Problem to work on:
The required output is all lines below that contain the word "chevron".

Stored records
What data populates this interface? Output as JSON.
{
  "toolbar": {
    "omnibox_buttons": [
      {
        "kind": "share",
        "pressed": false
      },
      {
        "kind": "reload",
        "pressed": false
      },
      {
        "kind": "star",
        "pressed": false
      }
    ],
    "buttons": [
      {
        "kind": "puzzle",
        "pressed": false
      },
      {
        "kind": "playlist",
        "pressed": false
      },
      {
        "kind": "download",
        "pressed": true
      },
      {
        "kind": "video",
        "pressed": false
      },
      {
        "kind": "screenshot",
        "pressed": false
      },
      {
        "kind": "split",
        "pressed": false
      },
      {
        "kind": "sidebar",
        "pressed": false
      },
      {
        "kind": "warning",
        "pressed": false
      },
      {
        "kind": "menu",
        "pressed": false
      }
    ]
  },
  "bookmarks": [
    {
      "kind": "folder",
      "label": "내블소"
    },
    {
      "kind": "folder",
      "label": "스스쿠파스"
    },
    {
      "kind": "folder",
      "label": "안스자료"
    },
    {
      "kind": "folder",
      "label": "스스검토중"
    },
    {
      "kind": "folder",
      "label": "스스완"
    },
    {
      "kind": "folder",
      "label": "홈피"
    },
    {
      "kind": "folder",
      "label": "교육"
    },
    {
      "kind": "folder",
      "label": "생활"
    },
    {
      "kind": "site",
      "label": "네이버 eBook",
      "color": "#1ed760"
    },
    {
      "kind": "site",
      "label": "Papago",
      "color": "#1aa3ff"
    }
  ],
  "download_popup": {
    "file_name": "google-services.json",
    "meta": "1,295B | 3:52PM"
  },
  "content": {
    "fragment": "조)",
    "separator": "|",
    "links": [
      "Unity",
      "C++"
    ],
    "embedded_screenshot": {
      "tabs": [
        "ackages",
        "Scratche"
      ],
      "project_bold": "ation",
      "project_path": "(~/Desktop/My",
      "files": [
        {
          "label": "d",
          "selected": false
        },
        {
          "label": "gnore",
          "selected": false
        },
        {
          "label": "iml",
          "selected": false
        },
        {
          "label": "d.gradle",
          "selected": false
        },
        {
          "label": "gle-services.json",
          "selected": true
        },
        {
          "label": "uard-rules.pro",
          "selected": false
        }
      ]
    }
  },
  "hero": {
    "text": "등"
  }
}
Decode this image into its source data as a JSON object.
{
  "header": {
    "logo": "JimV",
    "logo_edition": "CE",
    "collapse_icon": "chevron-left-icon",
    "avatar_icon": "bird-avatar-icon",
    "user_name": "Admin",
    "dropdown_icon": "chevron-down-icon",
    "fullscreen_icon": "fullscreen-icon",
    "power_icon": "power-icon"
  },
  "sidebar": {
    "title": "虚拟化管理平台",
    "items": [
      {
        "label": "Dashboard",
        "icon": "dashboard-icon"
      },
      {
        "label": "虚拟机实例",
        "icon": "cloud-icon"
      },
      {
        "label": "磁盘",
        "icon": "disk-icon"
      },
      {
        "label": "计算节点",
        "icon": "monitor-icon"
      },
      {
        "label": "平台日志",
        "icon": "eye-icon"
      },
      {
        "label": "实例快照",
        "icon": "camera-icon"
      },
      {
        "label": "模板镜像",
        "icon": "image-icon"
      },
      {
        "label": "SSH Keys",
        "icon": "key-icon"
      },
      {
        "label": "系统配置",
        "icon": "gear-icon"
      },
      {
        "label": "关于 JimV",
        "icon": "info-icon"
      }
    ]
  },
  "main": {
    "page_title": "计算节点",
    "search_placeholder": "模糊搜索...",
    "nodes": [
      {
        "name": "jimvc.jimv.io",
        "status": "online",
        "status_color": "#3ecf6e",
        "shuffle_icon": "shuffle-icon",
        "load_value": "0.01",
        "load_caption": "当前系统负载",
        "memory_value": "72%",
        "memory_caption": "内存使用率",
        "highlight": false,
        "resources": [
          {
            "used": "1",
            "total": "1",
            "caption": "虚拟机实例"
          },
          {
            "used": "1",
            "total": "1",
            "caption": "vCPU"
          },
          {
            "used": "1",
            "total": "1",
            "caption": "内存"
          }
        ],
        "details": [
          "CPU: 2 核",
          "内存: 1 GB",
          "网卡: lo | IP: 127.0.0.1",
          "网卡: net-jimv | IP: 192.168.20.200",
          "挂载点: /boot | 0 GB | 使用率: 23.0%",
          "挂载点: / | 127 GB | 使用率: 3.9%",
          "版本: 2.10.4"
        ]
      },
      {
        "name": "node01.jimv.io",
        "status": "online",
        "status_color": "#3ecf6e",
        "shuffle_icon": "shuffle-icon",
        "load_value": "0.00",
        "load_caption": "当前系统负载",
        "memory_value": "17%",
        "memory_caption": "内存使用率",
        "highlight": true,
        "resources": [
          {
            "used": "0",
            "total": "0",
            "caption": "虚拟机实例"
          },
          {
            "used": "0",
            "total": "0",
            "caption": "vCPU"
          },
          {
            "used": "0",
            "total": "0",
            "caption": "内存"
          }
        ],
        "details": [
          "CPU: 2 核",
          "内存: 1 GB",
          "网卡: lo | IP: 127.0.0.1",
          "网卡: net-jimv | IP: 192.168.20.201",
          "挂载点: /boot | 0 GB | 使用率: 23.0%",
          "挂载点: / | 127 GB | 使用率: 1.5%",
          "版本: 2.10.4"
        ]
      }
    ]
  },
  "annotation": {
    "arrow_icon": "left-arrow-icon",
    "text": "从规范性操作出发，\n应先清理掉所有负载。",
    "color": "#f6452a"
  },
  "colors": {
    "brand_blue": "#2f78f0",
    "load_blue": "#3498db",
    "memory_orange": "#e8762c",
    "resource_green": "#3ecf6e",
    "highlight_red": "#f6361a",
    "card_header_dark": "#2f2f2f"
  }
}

Output for this task:
    "collapse_icon": "chevron-left-icon",
    "dropdown_icon": "chevron-down-icon",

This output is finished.